FORECAST II, just like its predecessor, serves as a glimpse into the new talent emanating from Toronto’s emerging artists and Project Gallery’s future exhibitions. Whereas the first show focused on representational, surrealistic, and naturalistic styles, here the art embodies abstraction, emphasizing the technique, process, and medium over subject matter and imagery.
Callen Schaub employs a self-constructed painting method to generate dynamic eruptions of color across the canvas. As the canvas rotates, he layers different colors over top one another, gravitating the paint into circular and radial patterns that blend to create luminous and formless arrays. Through experimentation, Schaub’s works construct distinctly subjective experiences particular to each viewer as well as the artist.
Drawing from her knowledge of digital imaging as well as her prior work with animation and light installations, Lauren Pelc-McArthur’s paintings mimic the technical process of normal mapping: software designed to simulate textures overlaying 3D models, showing the edges that catch the light in order to represent the true geometry. Using thick swatches of combined acrylic and oil paint, the canvas is layered with ridges and indentations. Brighter colors are then airbrushed axially against the ridges so as to further embolden the 3-dimensionality in a traditionally 2-dimensional art form, alluding to the effect of the software.
The works of Sang-Jin Lee focus on the illusion of depth and radiance through the meticulous handling of dichromatic paint and gel-medium, which combined produces a viscous yet malleable material. Instead of long or divided brushstrokes, the painting is composed of individually sculpted dots that appear to levitate off of the canvas. With this pointillist technique, he fashions circular and linear patterns that reverberate with auras of energy. Moreover, the fastidious compositional planning, precision, and geometric patterning that elicit a satisfying sense of completionism and harmony.
Sara Pearson, who crosses the stylistic divide between the depictive and the abstract, alludes to the gleaming, crystalline appearance found in earthbound geodes. Through the clever contrasting of diverging colors and tonal range, she expertly captures the unique reflective qualities that are representationally accurate yet visually elusive and brilliant. She also pairs her painted work with metal-crafted sculptures and silverpoint and gold-leaf drawings to accentuate the overarching geological aesthetic.
Following the motif of abstraction in the realistic, Georgina Walker depicts ordinary objects and natural features observed and distorted through interesting perspectives. By emphasizing the juxtapositions between foreground and background, palettes of dark and light colors, and depth by employing light, she creates mesmerizing reinterpretations of familiar subject matter. They stop the viewer and draw them into the intricacies of the piece, metaphorizing visual and personal barriers through the portrayal of literal barriers: wire mesh fences, construction fences, brick and tiled walls, and lines of foliage.
The final artist of the FORECAST II exhibition is James Olley, whose collages of paint, ink, and paper draw in stylistic and ideological influences from surrealist writings such as Andre Breton and Robert Motherwell.
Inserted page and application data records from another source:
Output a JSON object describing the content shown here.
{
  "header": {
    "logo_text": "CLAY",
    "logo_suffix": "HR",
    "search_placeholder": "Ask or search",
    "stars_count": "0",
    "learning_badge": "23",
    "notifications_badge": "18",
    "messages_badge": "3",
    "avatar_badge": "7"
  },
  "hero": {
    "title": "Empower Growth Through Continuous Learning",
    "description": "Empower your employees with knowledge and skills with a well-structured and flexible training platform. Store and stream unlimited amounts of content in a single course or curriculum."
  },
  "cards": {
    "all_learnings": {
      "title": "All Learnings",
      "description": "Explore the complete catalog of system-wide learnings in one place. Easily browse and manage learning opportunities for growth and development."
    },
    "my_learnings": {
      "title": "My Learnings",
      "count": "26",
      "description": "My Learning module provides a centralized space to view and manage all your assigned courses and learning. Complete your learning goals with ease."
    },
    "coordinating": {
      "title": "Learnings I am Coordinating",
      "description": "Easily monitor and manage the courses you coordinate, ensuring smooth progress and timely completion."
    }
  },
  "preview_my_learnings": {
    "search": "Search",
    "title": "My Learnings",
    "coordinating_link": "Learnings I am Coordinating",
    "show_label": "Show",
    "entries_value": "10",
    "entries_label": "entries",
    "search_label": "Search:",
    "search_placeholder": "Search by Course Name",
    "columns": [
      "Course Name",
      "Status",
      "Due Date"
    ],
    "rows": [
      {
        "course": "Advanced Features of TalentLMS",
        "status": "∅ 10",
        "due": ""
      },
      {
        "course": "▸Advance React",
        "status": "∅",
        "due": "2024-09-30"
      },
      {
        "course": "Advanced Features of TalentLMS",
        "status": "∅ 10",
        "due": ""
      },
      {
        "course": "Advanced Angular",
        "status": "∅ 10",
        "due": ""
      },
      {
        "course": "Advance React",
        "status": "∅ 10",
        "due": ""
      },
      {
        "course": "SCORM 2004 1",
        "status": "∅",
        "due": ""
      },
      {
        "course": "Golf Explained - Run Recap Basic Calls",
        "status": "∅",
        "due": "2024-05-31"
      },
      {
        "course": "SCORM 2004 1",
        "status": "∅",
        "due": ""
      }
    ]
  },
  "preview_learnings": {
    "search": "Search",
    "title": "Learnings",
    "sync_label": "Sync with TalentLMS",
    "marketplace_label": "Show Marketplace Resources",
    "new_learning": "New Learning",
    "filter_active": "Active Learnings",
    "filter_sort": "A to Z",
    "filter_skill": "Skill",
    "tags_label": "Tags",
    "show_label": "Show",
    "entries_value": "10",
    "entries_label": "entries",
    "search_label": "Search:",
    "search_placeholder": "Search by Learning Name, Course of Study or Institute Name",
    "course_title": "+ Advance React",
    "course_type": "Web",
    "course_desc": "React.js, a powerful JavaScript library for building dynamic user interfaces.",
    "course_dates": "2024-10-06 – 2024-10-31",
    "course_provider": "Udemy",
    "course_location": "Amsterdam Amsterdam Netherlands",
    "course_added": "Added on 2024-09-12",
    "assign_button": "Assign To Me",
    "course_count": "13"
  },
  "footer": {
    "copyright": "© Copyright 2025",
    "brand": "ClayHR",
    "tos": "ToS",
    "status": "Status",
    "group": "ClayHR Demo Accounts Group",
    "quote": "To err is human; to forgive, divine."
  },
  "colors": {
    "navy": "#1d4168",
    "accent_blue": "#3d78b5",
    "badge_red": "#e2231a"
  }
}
He puts forth the “task of finding a ‘creative principal’” through experimental dichotomies of positive and negative space as well as painterly and structured forms for the audience to pursue.
FORECAST II proves to be just as enjoyable and telling as its antecedent, serving as an excellent showcase of the promising artist entering the contemporary art scene.
Text and photo: Simon Termine
*Exhibition information: February 12 -28, 2016, Project Gallery Studios, 184 Munro Street, unit 6 (accessible through the back entrance). Gallery hours: by appointment only – contact Callen Schaub firstname.lastname@example.org 0r 647.377.1677.